// USING THE THREE.VertexNormalsHelper method
const helper1 = new THREE.VertexNormalsHelper(plane1, 2, 0x00ff00, 1);
scene.add(helper1);
const helper2 = new THREE.VertexNormalsHelper(plane2, 2, 0x00ffff, 1);
scene.add(helper2);
// LOOP
var lt = new Date(),
state = {
frame: 0,
maxFrame: 90,
per: 0,
bias: 0
};
var update = function (secs, per, bias, state) {
updatePlaneGeo(geo1, bias, true);
updatePlaneGeo(geo2, bias, false);
helper1.update();
};
var loop = function () {
var now = new Date(),
secs = (now - lt) / 1000;
requestAnimationFrame(loop);
state.per = state.frame / state.maxFrame;
state.bias = 1 - Math.abs(state.per - 0.5) / 0.5;
update(secs, state.per, state.bias, state);
renderer.render(scene, camera);
state.frame += 4 * secs;
state.frame %= state.maxFrame;
lt = now;
};
loop();

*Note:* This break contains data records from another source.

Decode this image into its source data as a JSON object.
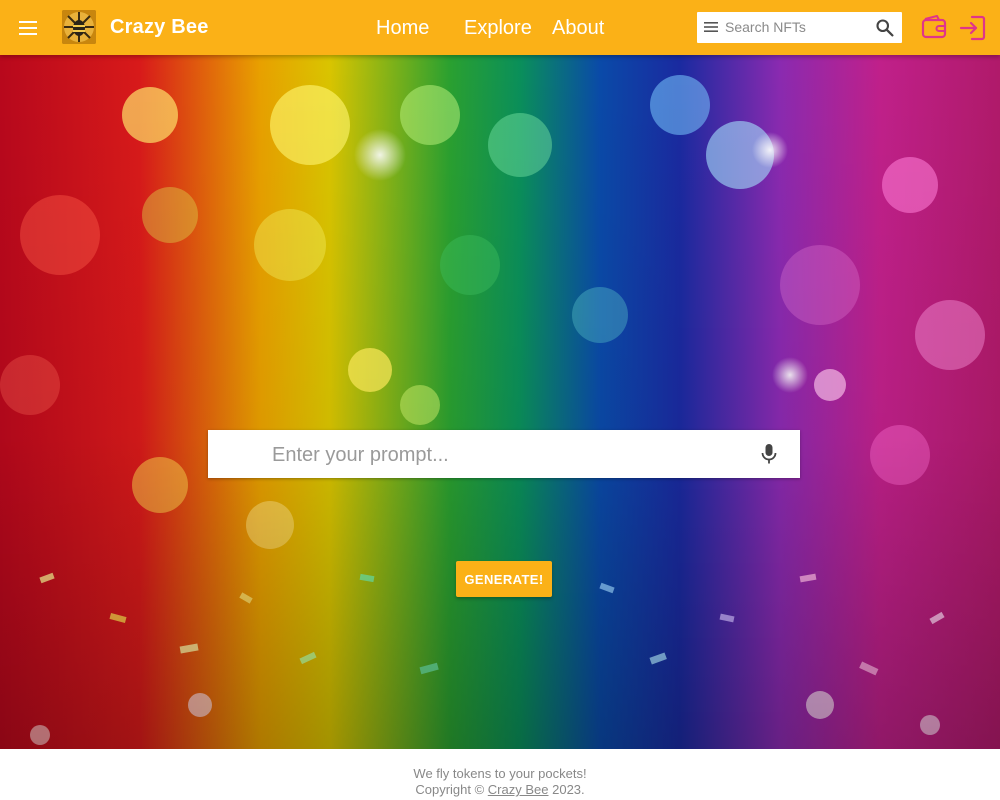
{
  "header": {
    "brand": "Crazy Bee",
    "nav": {
      "home": "Home",
      "explore": "Explore",
      "about": "About"
    },
    "search_placeholder": "Search NFTs",
    "color": "#fbb117",
    "icons": [
      "menu-icon",
      "bee-logo",
      "search-icon",
      "wallet-icon",
      "login-icon"
    ]
  },
  "hero": {
    "prompt_placeholder": "Enter your prompt...",
    "generate_label": "GENERATE!",
    "background": "rainbow glitter photo"
  },
  "footer": {
    "tagline": "We fly tokens to your pockets!",
    "copyright_prefix": "Copyright © ",
    "copyright_link": "Crazy Bee",
    "copyright_year": " 2023."
  }
}
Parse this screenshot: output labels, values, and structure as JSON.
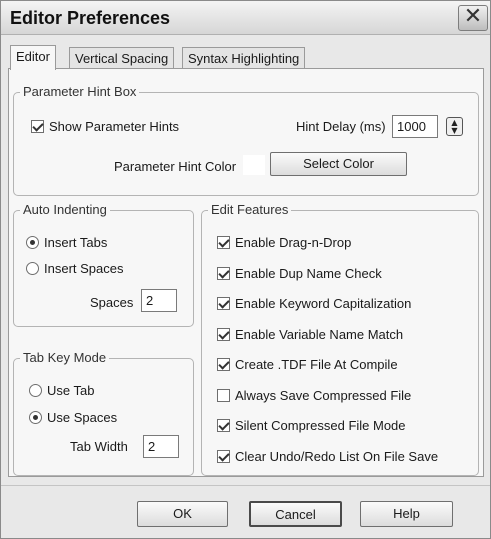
{
  "window": {
    "title": "Editor Preferences",
    "close_glyph": "✕"
  },
  "tabs": [
    {
      "label": "Editor",
      "active": true
    },
    {
      "label": "Vertical Spacing",
      "active": false
    },
    {
      "label": "Syntax Highlighting",
      "active": false
    }
  ],
  "param_hint": {
    "legend": "Parameter Hint Box",
    "show_label": "Show Parameter Hints",
    "show_checked": true,
    "delay_label": "Hint Delay (ms)",
    "delay_value": "1000",
    "color_label": "Parameter Hint Color",
    "color_value": "#ffffff",
    "select_color_label": "Select Color"
  },
  "auto_indent": {
    "legend": "Auto Indenting",
    "options": [
      {
        "label": "Insert Tabs",
        "selected": true
      },
      {
        "label": "Insert Spaces",
        "selected": false
      }
    ],
    "spaces_label": "Spaces",
    "spaces_value": "2"
  },
  "tab_key": {
    "legend": "Tab Key  Mode",
    "options": [
      {
        "label": "Use Tab",
        "selected": false
      },
      {
        "label": "Use Spaces",
        "selected": true
      }
    ],
    "width_label": "Tab Width",
    "width_value": "2"
  },
  "edit_features": {
    "legend": "Edit Features",
    "items": [
      {
        "label": "Enable Drag-n-Drop",
        "checked": true
      },
      {
        "label": "Enable Dup Name Check",
        "checked": true
      },
      {
        "label": "Enable Keyword Capitalization",
        "checked": true
      },
      {
        "label": "Enable Variable Name Match",
        "checked": true
      },
      {
        "label": "Create .TDF File At Compile",
        "checked": true
      },
      {
        "label": "Always Save Compressed File",
        "checked": false
      },
      {
        "label": "Silent Compressed File Mode",
        "checked": true
      },
      {
        "label": "Clear Undo/Redo List On File Save",
        "checked": true
      }
    ]
  },
  "buttons": {
    "ok": "OK",
    "cancel": "Cancel",
    "help": "Help"
  }
}
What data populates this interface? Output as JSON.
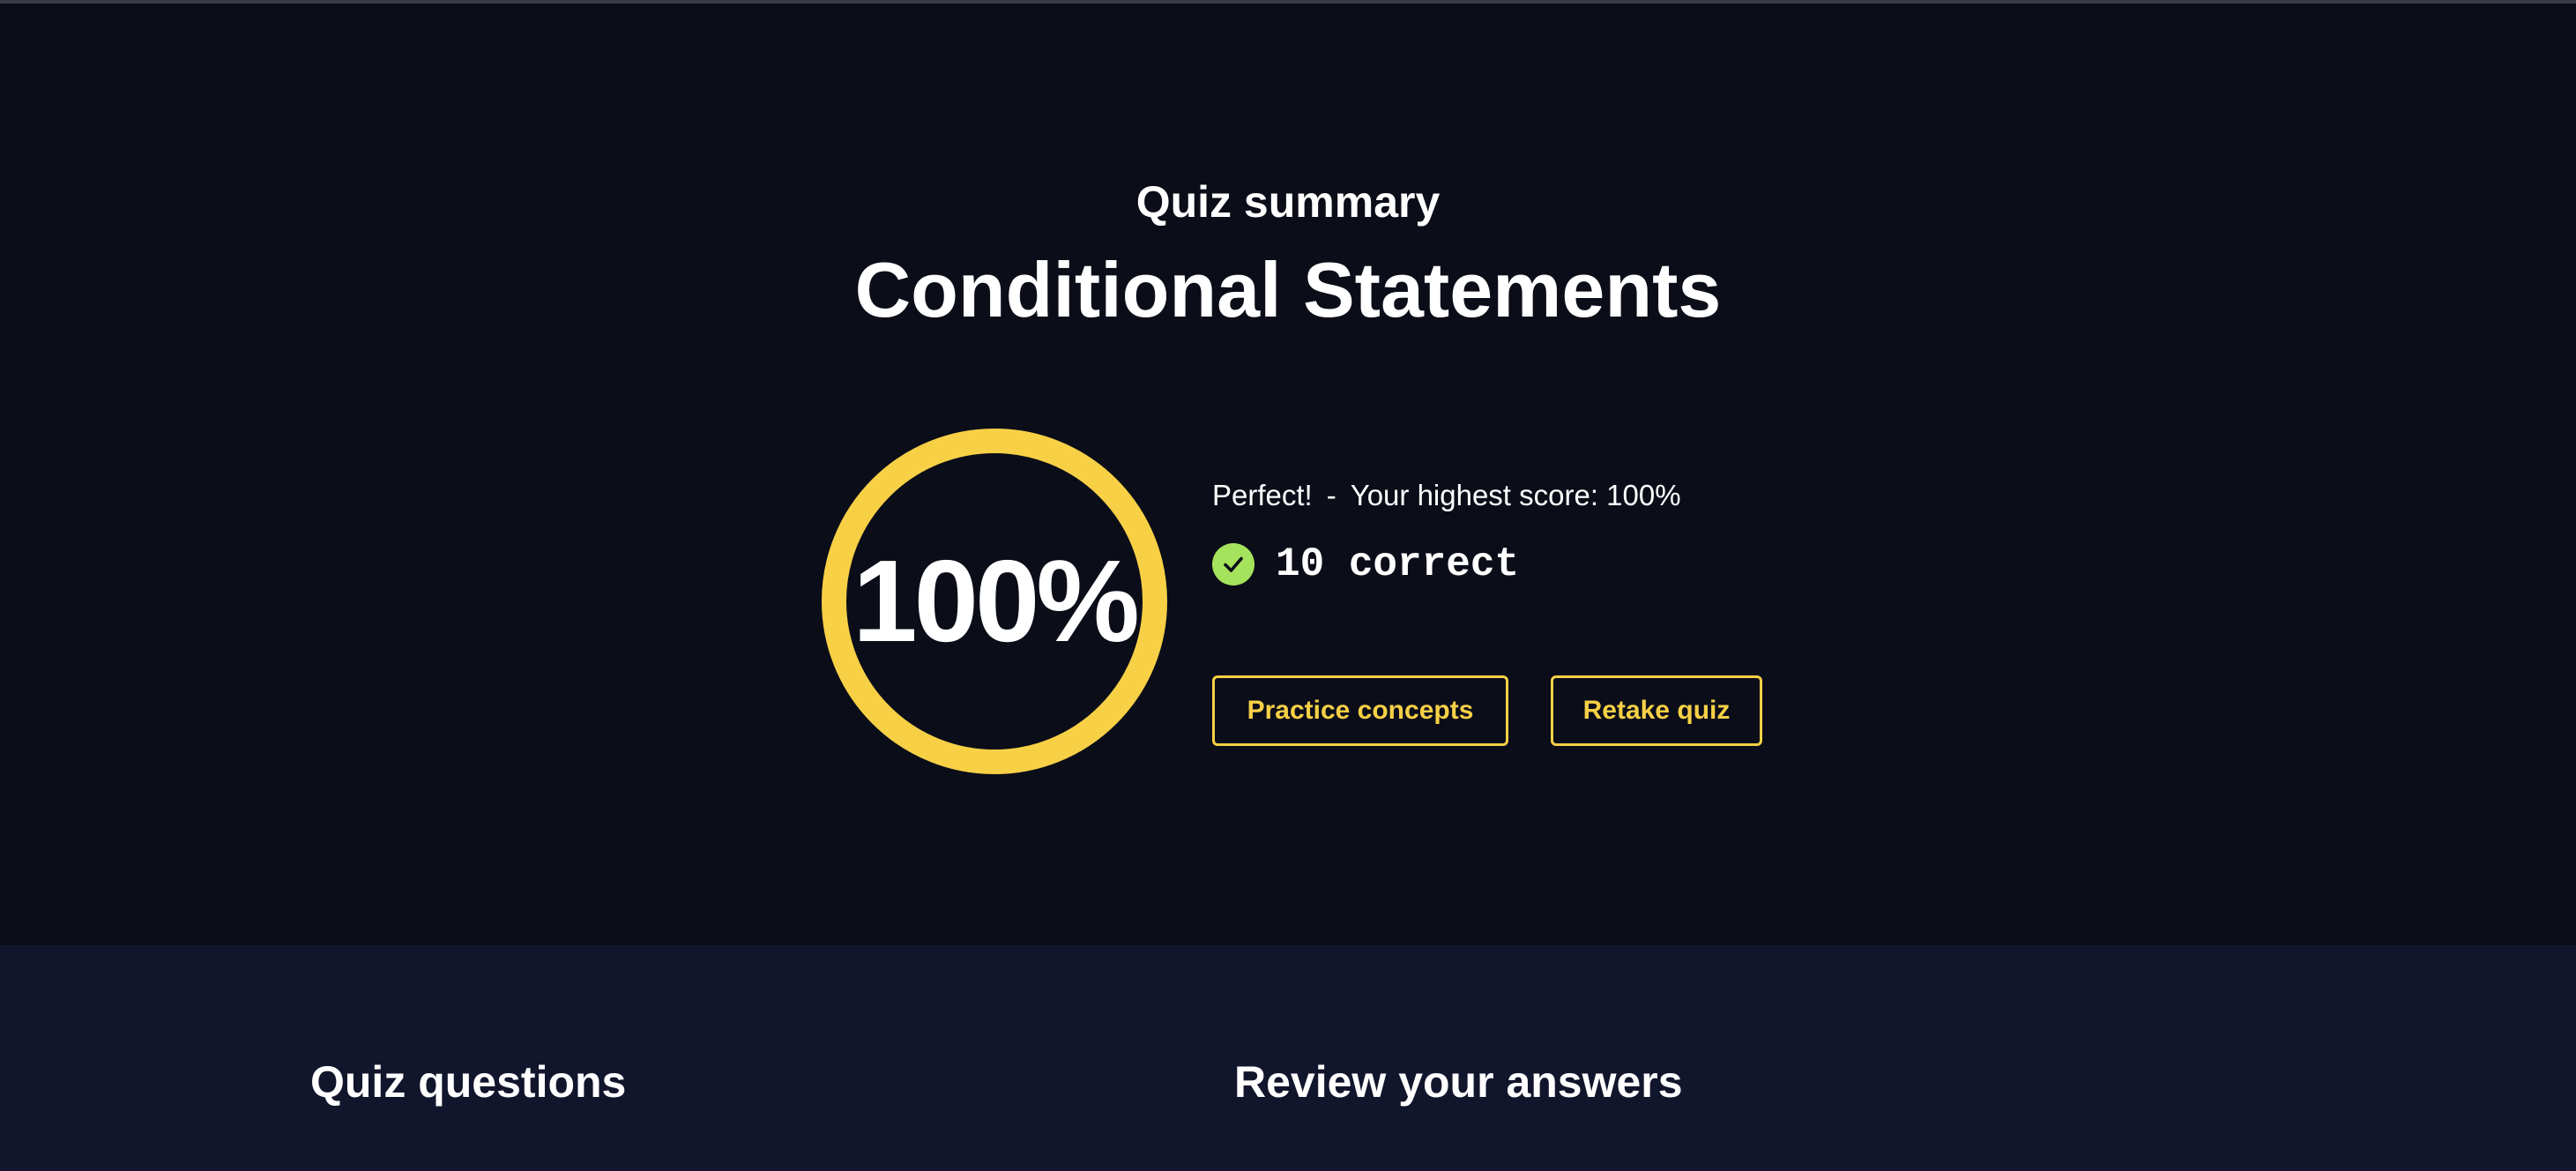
{
  "summary": {
    "subtitle": "Quiz summary",
    "title": "Conditional Statements",
    "score_percent": "100%",
    "score_fraction": 1.0,
    "rating": "Perfect!",
    "separator": "-",
    "highest_score": "Your highest score: 100%",
    "correct_text": "10 correct",
    "practice_label": "Practice concepts",
    "retake_label": "Retake quiz"
  },
  "review": {
    "questions_heading": "Quiz questions",
    "answers_heading": "Review your answers"
  },
  "colors": {
    "background": "#0b0d19",
    "review_background": "#12162c",
    "accent": "#f7d046",
    "success": "#a6e35c",
    "text": "#ffffff"
  },
  "icons": {
    "correct": "check-circle-icon"
  }
}
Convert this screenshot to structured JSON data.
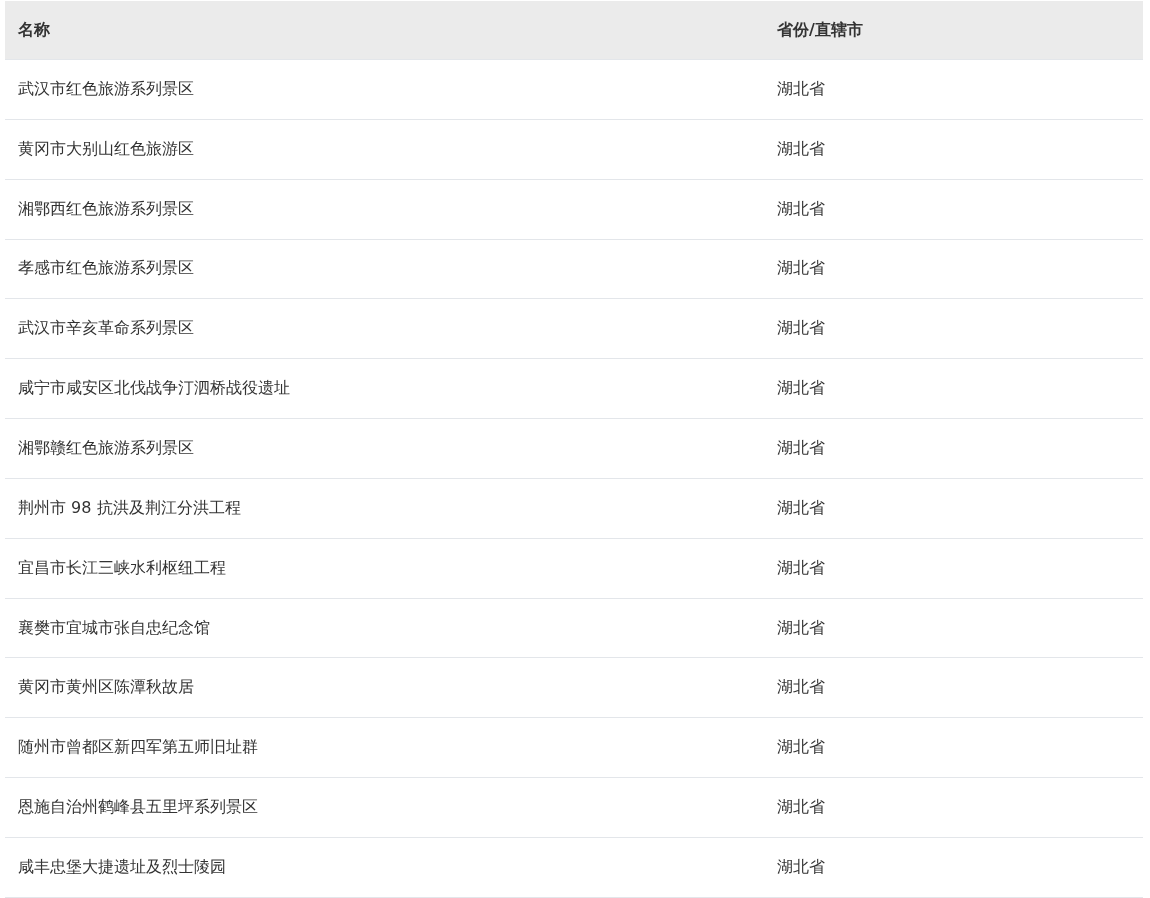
{
  "table": {
    "columns": [
      "名称",
      "省份/直辖市"
    ],
    "rows": [
      [
        "武汉市红色旅游系列景区",
        "湖北省"
      ],
      [
        "黄冈市大别山红色旅游区",
        "湖北省"
      ],
      [
        "湘鄂西红色旅游系列景区",
        "湖北省"
      ],
      [
        "孝感市红色旅游系列景区",
        "湖北省"
      ],
      [
        "武汉市辛亥革命系列景区",
        "湖北省"
      ],
      [
        "咸宁市咸安区北伐战争汀泗桥战役遗址",
        "湖北省"
      ],
      [
        "湘鄂赣红色旅游系列景区",
        "湖北省"
      ],
      [
        "荆州市 98 抗洪及荆江分洪工程",
        "湖北省"
      ],
      [
        "宜昌市长江三峡水利枢纽工程",
        "湖北省"
      ],
      [
        "襄樊市宜城市张自忠纪念馆",
        "湖北省"
      ],
      [
        "黄冈市黄州区陈潭秋故居",
        "湖北省"
      ],
      [
        "随州市曾都区新四军第五师旧址群",
        "湖北省"
      ],
      [
        "恩施自治州鹤峰县五里坪系列景区",
        "湖北省"
      ],
      [
        "咸丰忠堡大捷遗址及烈士陵园",
        "湖北省"
      ]
    ]
  }
}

This is a hacked over source code example of what I worked out for my threejs example on mutation of plane geometry that I will likely comes back to at some point again. There are a lot of other threejs features as well as client side javaScript features that I am making use of in this example that I should also write about for a sec here as well. When it comes to creating a quick texture with javaScript code I am making use of a data texture to do so, which is one of several options for doing so on top of other options like making use of canvas textures.

Conclusion

The compute vertex normals method will work just fine for most cases as a way to create, or update the normals attribute of a buffer geometry instance. However there are some cases in which I might need to manually edit these values also, so I can not just call this method and be done with it all the time.

The general though process that I have when making a geometry is that first I need to just work out the positions attribute, then I need to get the normals attribute working as it should. However there is then the question of what the next step is after the positions and normals attribute are looking good. With that said I would say that the next thing I would want to figure out would be the uv attribute which is important when it comes to working out what the offsets of textures should be. There are some additional things after that as well though such as what the deal should be when it comes to groups, and material index values when using an array of materials to skin a mesh object rather than juts one.